TASK DESCRIPTION —
Report all lines of the data below that hold the word "study".

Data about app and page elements
-*-
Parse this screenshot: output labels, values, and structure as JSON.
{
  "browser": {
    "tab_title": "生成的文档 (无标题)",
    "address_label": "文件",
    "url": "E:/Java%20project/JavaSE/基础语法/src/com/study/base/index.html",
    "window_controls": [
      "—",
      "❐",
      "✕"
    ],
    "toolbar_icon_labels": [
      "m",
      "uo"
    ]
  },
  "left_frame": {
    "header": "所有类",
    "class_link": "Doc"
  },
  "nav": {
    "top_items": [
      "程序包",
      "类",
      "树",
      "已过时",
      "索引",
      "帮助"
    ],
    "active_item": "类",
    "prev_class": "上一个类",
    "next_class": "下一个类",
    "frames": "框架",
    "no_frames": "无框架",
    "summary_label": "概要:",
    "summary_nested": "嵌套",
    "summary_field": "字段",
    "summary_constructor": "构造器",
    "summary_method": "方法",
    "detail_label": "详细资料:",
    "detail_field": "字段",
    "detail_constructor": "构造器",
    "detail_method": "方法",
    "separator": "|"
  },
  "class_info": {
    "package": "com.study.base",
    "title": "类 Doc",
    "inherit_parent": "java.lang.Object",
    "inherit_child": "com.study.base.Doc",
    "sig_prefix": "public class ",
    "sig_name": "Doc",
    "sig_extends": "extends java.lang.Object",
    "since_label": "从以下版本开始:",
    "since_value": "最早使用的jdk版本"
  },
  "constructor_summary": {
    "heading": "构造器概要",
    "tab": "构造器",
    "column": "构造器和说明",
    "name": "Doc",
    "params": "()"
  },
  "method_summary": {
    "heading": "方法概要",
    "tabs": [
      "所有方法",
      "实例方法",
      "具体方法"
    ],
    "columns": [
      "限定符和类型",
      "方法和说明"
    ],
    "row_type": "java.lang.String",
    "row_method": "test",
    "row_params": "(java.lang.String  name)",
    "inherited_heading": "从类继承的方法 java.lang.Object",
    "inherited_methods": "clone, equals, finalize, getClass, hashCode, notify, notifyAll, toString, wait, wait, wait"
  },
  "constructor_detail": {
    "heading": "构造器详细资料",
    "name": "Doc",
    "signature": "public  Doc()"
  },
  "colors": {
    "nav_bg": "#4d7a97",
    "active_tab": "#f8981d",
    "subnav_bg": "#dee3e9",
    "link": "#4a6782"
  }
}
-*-
RESPONSE —
    "url": "E:/Java%20project/JavaSE/基础语法/src/com/study/base/index.html",
    "package": "com.study.base",
    "inherit_child": "com.study.base.Doc",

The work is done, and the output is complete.